Earlier in the film, the younger version of Cobb's son, who does not turn around, is played by Nolan's actual son. 

It's OK, not even being in the movie helped DiCaprio understand it.

Responding to Brad Pitt saying on Marc Maron's WTF podcast in December 2019 that he was a little fuzzy on some of the more ambiguous notes of Ad Astra, DiCaprio added, "That's like Inception for me. What happened? I have no idea." The three of them laughed.

"You're just focused on your character, man," Leo continued. "I do get involved, but when it came to Christopher Nolan and his mind and how it was all pieced together, everyone was trying to constantly put that puzzle together."

Asked if the movie made sense, DiCaprio replied, "Well, it depends on the eye of the beholder, I guess."

There's some Internet hypothesizing that the world of Nolan's next movie, Tenet, starring John David Washington as a time-traveling spy, is in some way linked to Inception—a prequel or precursor-to-those-events, perhaps. (Nolan did tell Entertainment Weekly in 2010 that he "always imagined Inception to be a world where a lot of other stories could take place.")

But don't ask Michael Caine, because he's not even sure what Tenet is about.

"All I had was one day's work and [Nolan] gave me my pages," the actor says. "I did my part and shot only with John David. I haven't heard anything since."

Tenet was supposed to come out July 17, but was postponed to July 31 due to the COVID-19 pandemic, after which Warner Bros. announced it's be re-releasing Inception on July 17 to whet fans' appetites instead. As of right now, Tenet's opening has been pushed to Aug. 12, and now Inception is due back in theaters July 31.

Nightmarish circumstances aside, sounds like a dream pairing.

As Dom explained in the first trailer for the film, which started haunting dreams and barroom debates on July 16, 2010: "A single idea from the human mind can build cities. An idea can transform the world and rewrite all the rules."
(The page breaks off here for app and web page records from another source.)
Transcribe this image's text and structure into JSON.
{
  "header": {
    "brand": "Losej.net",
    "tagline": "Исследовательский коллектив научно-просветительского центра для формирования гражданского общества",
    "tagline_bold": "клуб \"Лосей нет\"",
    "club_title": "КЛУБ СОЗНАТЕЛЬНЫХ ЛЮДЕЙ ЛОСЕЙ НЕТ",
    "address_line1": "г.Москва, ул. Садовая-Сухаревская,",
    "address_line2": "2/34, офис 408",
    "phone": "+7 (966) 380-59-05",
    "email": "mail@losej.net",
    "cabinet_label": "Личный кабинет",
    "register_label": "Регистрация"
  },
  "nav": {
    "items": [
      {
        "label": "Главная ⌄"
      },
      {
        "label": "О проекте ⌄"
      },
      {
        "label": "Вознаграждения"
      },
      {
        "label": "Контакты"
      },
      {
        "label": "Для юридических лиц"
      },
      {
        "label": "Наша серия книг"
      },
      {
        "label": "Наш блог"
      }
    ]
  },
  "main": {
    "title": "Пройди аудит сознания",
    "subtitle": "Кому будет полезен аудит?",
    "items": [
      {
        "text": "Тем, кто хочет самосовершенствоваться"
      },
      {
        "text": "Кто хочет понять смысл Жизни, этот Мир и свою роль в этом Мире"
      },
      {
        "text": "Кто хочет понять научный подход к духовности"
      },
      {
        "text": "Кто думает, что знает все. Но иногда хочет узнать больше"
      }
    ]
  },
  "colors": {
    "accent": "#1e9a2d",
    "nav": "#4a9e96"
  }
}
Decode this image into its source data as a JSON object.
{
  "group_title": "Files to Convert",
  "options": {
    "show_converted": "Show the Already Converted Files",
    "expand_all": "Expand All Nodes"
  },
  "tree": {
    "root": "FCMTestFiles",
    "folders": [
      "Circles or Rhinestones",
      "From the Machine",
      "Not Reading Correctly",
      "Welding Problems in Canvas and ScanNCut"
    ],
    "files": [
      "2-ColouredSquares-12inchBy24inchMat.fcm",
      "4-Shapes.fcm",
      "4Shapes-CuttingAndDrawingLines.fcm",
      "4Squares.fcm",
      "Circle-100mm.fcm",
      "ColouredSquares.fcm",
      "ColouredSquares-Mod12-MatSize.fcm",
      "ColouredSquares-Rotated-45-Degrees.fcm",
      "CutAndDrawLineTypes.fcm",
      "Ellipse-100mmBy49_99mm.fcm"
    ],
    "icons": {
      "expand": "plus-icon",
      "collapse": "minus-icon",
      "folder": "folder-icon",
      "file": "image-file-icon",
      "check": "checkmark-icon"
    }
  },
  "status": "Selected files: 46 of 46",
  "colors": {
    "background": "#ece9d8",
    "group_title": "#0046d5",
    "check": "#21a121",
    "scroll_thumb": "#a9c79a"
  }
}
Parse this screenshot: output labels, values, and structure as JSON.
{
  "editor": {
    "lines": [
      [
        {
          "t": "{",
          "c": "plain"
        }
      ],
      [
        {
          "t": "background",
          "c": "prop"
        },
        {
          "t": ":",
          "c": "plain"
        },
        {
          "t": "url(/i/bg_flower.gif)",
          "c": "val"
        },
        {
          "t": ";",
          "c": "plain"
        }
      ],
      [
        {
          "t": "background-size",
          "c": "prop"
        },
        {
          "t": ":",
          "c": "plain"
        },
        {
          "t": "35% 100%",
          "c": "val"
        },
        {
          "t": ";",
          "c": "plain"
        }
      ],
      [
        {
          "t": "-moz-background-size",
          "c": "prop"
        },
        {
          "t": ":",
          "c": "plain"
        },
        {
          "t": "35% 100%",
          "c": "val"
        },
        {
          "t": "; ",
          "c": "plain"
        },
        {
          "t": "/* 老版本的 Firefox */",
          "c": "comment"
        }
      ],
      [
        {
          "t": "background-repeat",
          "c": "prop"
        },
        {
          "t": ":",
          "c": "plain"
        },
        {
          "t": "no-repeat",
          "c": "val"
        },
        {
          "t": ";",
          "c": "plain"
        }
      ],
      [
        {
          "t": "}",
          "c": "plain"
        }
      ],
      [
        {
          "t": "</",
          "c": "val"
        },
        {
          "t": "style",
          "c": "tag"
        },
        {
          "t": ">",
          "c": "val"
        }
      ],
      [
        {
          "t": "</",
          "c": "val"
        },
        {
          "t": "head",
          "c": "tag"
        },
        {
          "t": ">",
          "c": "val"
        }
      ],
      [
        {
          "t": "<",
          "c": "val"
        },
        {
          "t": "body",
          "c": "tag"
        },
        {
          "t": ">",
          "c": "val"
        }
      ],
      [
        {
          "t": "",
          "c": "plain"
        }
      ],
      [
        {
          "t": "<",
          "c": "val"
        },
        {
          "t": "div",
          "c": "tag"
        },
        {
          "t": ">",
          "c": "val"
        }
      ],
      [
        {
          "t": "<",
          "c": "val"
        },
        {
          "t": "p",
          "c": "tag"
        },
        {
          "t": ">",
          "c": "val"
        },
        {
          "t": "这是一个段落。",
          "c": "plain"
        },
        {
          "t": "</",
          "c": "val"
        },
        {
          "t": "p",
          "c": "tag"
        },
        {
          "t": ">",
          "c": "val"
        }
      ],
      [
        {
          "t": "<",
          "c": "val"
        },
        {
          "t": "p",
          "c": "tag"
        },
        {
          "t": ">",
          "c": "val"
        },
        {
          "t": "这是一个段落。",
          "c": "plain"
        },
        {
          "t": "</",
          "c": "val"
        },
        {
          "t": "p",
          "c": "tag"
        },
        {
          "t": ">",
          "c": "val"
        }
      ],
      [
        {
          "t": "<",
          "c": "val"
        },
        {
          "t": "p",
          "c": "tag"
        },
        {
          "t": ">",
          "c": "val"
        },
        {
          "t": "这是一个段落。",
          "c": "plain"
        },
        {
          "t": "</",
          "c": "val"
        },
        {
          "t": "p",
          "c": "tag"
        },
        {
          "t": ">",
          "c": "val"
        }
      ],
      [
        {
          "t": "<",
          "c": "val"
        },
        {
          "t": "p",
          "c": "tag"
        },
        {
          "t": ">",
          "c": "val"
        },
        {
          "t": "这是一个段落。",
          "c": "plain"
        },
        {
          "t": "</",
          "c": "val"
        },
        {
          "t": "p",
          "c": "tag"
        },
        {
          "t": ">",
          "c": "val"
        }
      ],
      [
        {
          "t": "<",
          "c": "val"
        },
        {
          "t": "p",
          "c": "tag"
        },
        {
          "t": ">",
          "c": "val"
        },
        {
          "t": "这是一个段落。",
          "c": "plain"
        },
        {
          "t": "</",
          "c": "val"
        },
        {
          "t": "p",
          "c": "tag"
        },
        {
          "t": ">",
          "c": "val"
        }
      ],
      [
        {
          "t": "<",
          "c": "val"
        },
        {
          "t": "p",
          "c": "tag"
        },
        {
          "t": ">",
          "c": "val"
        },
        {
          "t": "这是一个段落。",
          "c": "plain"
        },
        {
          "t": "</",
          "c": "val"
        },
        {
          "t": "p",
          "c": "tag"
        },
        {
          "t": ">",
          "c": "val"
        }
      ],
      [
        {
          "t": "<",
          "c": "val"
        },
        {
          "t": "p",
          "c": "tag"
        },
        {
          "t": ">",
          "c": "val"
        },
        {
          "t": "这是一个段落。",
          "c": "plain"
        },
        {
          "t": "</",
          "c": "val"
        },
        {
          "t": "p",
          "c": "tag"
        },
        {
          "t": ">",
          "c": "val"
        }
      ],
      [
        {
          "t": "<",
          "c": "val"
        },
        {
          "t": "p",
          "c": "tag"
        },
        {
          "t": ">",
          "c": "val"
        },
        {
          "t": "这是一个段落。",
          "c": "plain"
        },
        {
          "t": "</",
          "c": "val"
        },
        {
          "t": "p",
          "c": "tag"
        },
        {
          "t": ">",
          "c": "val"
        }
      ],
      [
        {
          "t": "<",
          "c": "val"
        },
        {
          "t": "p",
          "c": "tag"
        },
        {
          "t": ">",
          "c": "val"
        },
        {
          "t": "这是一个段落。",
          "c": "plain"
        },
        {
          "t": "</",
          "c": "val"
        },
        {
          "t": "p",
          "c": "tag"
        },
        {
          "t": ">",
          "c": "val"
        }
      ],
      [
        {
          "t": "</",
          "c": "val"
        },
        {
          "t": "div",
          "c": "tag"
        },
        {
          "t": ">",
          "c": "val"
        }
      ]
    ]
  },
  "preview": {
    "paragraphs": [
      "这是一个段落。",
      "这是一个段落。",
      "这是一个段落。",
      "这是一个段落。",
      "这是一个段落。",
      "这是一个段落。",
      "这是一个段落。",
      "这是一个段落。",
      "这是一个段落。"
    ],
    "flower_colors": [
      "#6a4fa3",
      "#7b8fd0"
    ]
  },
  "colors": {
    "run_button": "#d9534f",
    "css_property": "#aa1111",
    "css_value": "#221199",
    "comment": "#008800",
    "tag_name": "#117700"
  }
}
And no matter what was going on inside Inception, rewrite the rules is basically what Nolan's idea for a movie about dreams managed to do.